Dataset rows for apps and sites:
---+---

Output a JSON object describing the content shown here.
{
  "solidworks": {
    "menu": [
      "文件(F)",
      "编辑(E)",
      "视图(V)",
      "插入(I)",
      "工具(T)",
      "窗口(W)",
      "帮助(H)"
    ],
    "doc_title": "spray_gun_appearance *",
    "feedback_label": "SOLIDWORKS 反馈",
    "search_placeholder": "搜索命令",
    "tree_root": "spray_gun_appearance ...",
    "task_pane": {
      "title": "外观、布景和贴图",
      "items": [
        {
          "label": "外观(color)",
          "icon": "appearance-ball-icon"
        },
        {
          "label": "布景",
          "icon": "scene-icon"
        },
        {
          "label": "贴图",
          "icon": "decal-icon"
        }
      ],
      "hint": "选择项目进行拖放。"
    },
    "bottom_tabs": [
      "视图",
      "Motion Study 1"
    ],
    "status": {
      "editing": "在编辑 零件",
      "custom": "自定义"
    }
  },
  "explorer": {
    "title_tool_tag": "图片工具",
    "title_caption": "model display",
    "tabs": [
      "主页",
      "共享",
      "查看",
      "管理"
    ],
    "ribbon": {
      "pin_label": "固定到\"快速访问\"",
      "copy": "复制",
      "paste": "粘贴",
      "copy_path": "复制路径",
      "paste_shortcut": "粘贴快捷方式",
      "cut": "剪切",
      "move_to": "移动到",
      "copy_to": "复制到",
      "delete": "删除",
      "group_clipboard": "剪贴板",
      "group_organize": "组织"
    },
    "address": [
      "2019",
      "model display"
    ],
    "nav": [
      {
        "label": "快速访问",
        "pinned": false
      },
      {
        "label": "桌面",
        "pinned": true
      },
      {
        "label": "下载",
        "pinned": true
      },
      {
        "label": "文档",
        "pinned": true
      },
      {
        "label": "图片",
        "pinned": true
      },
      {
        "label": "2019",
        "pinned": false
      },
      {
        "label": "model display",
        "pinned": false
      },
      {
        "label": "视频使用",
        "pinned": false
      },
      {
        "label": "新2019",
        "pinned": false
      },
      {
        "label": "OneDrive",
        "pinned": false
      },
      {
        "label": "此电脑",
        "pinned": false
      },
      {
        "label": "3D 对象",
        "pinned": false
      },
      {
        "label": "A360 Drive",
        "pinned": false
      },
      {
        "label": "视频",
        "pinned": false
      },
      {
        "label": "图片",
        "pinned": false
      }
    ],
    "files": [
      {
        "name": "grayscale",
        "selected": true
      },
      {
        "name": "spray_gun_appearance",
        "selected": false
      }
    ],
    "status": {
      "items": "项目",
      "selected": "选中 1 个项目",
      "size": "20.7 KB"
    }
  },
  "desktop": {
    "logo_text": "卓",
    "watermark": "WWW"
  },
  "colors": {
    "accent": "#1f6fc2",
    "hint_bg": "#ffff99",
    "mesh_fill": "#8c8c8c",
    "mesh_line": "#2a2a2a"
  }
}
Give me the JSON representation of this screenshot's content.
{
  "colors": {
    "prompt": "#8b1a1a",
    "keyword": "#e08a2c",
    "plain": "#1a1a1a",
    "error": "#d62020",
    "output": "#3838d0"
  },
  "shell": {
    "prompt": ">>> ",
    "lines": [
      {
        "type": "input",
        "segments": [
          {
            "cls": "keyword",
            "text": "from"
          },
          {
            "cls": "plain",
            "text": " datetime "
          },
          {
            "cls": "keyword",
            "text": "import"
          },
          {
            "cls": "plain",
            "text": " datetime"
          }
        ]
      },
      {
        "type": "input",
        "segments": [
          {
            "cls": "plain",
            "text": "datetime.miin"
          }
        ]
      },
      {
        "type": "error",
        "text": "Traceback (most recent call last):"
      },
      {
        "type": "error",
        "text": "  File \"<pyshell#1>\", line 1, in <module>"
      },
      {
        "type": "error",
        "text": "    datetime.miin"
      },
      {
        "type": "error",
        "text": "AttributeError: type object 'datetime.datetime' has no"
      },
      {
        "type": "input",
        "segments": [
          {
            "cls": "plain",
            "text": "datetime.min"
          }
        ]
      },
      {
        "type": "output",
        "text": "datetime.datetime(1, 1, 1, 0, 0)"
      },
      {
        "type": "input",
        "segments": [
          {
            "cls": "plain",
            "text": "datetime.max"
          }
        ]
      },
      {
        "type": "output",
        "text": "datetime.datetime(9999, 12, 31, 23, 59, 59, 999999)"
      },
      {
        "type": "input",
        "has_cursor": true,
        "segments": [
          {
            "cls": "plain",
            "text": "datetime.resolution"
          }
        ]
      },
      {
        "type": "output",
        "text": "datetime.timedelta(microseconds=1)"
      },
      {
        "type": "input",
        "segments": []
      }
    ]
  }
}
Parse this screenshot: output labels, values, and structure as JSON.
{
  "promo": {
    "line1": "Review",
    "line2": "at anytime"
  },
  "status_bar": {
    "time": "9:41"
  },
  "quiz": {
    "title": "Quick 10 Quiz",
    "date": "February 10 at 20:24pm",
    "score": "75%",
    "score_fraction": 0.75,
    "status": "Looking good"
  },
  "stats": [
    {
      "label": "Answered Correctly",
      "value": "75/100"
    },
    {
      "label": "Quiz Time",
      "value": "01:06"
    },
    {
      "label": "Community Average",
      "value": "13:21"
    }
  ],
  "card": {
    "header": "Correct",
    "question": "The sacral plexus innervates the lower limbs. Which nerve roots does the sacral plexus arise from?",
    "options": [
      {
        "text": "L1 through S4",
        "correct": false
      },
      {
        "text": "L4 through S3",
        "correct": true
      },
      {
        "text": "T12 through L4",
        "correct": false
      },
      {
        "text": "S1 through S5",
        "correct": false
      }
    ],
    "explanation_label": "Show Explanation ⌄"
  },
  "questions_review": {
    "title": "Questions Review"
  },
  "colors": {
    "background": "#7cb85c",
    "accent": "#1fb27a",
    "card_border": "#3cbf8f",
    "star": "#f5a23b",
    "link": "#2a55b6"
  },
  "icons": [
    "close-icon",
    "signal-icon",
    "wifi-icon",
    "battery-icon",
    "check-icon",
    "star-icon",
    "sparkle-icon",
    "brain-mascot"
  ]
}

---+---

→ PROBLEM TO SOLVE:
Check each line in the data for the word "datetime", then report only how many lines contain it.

→ REPLY TO THE EXERCISE:
11